Mary Louise still has her PFO. It is a little bigger than David's but is expected to resolve. More concerning is the fact that she still has a coronary artery fistula. It is a branch from the coronary artery (that supplies blood flow to the heart muscle) to the pulmonary artery (that goes to the lungs) - a branch that is not supposed to be there. Now, if you are to have a fistula, this would apparently be the one to get. The pressure in the lungs usually keeps them from getting big and causing symptoms. The problem is that it steals blood flow from the heart muscle and drips blood into the lungs. The amount of blood in the lungs should not cause an issue- it is a negligible amount. However, the loss of blood to the heart muscle is concerning. Hers steals up to 5% of the blood flow that should supply her heart with nutrients, oxygen, etc. She is currently asymptomatic. But the fistula size has not changed in 6 months. From here, it could: 1. stay the same (most likely), 2. resolve (just a possibility), or 3. get larger (not likely but if it does happen, she will need surgery). If it stays the same, it could come into play when she is (gulp) more active - as in running or in organized sports. So, if nothing else, before putting her in any sports like activities or classes, we would need to consult with a cardiologist and likely have a stress test done. Currently, the doctor wants to recheck her in 6 months. If the fistula is the same again, he will check it yearly until or unless symptoms develop.

I had to smile when the doctor said that Mary Louise and David were some of the most relaxed and happiest preemies he's ever seen. David is so funny. Ever since his hernia repair, all he does is smile. But, the relaxed part really got me - those babies never. stop. moving. (I'm not kidding). The doctor said this is typical of preemies - which is what I've heard from other moms and read in preemie related articles. Little fireballs. Ha.

We came home and of course as the babies slept in the car on the 30 minute drive, I was once again the only one who was tired. So, walking we did, then we had playtime in the driveway. Each of them held onto my fingers and walked. They loved to watch their shadows on the concrete - David kept trying to catch his. Mary Louise has started a new belly laugh thing that she does when she's outside. She just bursts out laughing really loudly - wrinkles her nose and flaps her arms. It's just too funny. So, in the end, we had a really wonderful day - so beautiful in the sunshine.

Mary Louise has also started a new cling to mom phase - oh and even better - a buck the bedtime phase. Last night she was wild until 9pm - they go to bed at 6pm...


P.S. After just one day of doing the recommended facial exercises with Mary Louise, I have already noticed an improvement in her eating. Today, she was actually excited about the spoon for the first time ever!

1 comment:
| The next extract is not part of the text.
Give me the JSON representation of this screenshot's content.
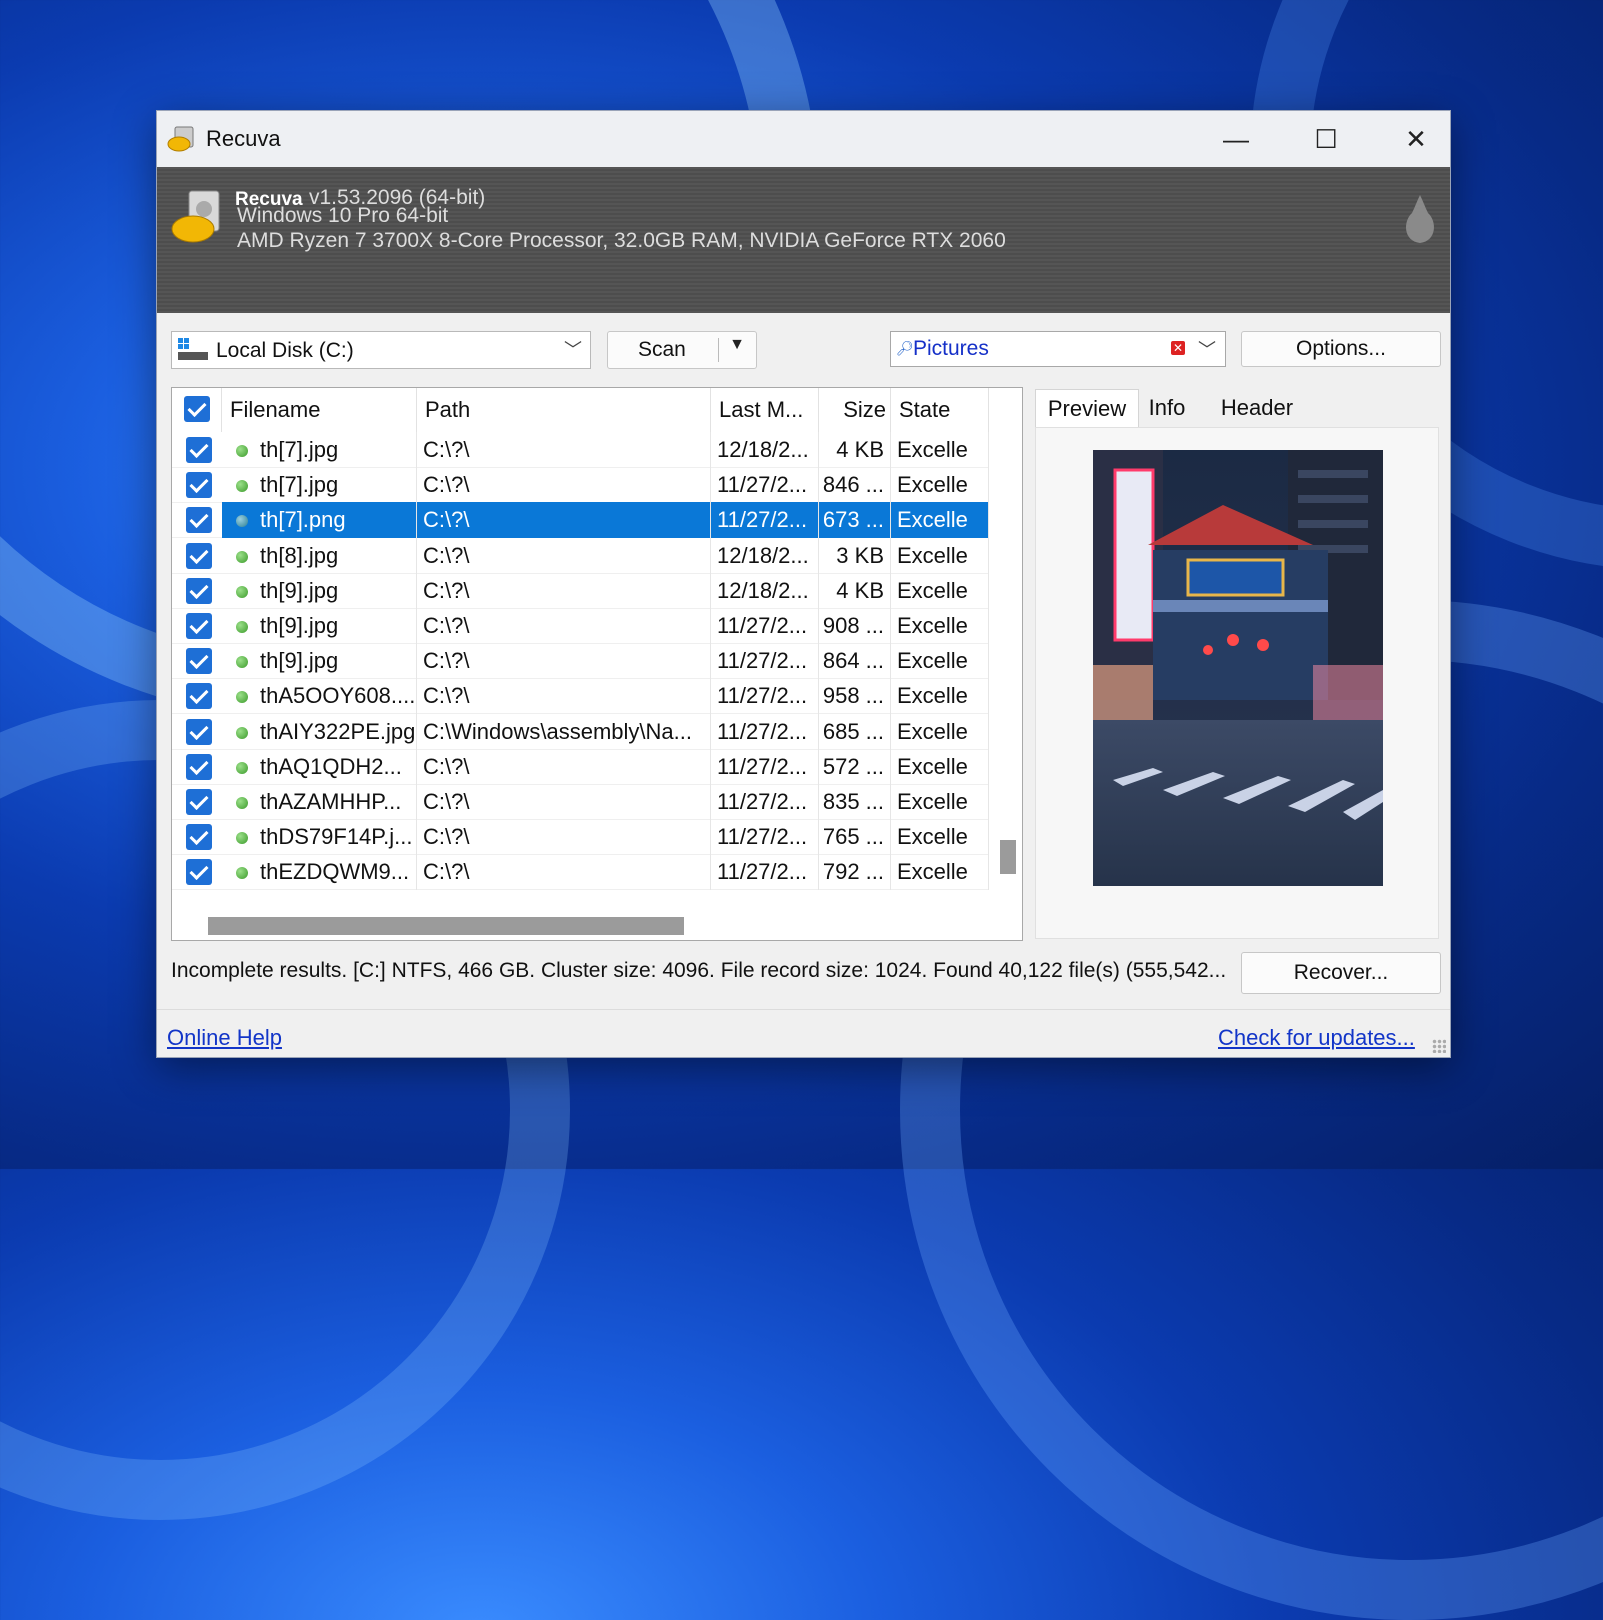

  1. Hi Heather,
    I'm a friend of McCall's from the W. I started reading your blog last year when she would post updates from your family on Facebook (sorry for being a blog-stalker!). I just wanted to tell you that I am in awe of the strength that you have had this past year. I love reading your blog--you are a great writer! My husband and I have friends who had a micro-preemie in Dec so I love hearing how well your little ones are doing! And I feel an ounce of your pain on the insurance thing...I developed HELLP syndrome when I was pregnant (thankfully, not til I was 39 weeks) and had to have a C-section. I quit my job to be a stay at home mommy for a little while so I had to look for private insurance. BCBS denied me as soon as looking at my medical records. Funny how you can get denied for a plan that doesn't cover pregnancy for things that can only happen if you're pregnant! Good luck with getting coverage for your little ones!
    Dara Campbell